    Mike Sharkey, DC
     
  19. recurvyarcher

    recurvyarcher Well-Known Member

    Joined:
    Apr 26, 2006
    Messages:
    6,450
    I thought that the people who classify have the ability to verify your average. I know at the smaller club shoots, the classifiers are not sitting at a computer, so they don't verify there, but what about the shoots where the computer system is up and running?

    I like the "known ability" clause, but I also have seen and known people who are inconsistent in their scores (for various reasons that had nothing to do with sandbagging).
     
  20. wolfram

    wolfram Well-Known Member

    Joined:
    Jul 17, 2007
    Messages:
    6,266
    The known ability criteria isn't used as a tool to keep people out of the winner's circle.

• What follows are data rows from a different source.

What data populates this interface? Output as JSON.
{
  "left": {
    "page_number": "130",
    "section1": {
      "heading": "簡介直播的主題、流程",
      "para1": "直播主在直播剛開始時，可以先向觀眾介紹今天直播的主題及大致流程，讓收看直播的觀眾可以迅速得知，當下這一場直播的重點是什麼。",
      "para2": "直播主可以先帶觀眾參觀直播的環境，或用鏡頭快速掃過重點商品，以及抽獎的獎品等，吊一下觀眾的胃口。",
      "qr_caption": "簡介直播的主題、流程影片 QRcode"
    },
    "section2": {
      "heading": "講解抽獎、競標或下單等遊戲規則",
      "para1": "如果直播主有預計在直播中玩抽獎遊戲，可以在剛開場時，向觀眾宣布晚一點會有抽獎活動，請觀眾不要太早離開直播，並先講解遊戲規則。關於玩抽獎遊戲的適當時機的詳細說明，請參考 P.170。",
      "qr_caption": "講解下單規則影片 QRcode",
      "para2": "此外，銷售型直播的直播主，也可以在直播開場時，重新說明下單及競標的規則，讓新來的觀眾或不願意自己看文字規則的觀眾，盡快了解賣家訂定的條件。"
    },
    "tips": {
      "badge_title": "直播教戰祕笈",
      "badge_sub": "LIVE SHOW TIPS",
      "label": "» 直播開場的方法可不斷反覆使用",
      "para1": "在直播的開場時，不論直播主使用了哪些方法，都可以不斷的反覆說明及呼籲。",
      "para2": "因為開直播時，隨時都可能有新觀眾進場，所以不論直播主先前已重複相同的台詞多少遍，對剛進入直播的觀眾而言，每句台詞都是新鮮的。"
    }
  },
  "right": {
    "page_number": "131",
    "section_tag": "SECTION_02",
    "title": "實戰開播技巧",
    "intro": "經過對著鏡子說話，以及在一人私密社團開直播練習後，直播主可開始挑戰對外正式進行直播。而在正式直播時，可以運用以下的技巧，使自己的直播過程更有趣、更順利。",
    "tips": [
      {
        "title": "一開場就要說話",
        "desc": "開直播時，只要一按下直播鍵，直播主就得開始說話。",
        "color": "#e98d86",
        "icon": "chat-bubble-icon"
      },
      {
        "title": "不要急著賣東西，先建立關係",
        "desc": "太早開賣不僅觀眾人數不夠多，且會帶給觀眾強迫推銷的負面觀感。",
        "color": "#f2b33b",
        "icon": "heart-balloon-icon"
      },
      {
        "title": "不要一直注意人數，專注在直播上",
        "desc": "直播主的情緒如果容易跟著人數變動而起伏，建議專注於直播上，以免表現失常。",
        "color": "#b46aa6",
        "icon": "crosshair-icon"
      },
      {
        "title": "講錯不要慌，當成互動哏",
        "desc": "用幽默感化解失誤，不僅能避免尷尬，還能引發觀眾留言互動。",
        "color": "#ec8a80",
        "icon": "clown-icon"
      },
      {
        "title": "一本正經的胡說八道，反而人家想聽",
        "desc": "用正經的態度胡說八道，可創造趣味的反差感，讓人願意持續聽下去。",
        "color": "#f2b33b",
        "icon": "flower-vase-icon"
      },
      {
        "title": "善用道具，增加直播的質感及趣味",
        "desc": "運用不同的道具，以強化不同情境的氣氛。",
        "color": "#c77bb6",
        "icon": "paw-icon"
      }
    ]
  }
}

It is intended to be used to place shooters in a class that they will be challenged by. Also keep in mind that regardless the class you are going to need a score well above your average to win at any well attended shoot.

    Here is an example of how known ability works to a competitor's advantage;
    A friend of mine went into a shooting slump about a year ago and his continued to plumment until he was in C class headed toward D class singles. He went to a release trigger and worked on his problems and now he is consistently shooting in the high 90's. We know this to be his current ability and we classify him accordingly. Now he is happy to be shooting in the higher class (self esteem) and the lower classification shooters don't have to compete against someone that will probably shoot a perfect score.
     
Thread Status:
Not open for further replies.